┌────────
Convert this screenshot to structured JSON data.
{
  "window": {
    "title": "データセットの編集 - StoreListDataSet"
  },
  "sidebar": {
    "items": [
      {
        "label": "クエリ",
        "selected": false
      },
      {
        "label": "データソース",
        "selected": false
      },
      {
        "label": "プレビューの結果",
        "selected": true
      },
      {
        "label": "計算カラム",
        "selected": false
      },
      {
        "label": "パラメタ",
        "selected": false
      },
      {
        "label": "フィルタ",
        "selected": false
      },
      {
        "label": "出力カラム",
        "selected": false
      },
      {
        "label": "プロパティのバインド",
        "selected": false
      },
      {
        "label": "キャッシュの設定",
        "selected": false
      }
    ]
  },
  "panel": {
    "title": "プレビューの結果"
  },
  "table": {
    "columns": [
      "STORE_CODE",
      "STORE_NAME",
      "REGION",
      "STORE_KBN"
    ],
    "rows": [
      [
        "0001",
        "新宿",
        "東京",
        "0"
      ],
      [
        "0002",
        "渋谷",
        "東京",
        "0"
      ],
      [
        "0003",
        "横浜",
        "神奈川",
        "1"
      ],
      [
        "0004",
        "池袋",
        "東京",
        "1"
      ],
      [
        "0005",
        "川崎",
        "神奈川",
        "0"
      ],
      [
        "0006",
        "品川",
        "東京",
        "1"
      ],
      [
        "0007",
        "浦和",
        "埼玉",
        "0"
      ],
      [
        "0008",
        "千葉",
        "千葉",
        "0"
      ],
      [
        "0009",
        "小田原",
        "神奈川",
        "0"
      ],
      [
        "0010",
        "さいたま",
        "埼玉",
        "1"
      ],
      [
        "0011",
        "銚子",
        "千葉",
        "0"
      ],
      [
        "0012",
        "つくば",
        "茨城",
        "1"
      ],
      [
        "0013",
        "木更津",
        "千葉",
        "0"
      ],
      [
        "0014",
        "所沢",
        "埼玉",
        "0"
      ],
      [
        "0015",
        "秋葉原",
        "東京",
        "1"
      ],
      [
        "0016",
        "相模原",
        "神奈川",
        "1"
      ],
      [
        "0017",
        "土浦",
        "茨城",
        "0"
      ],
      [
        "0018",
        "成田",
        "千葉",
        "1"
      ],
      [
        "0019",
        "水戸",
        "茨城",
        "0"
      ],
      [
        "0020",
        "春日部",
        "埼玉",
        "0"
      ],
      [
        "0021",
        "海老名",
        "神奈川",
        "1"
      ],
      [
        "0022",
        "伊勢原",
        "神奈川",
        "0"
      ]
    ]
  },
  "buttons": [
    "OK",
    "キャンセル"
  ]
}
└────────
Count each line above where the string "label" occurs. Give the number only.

9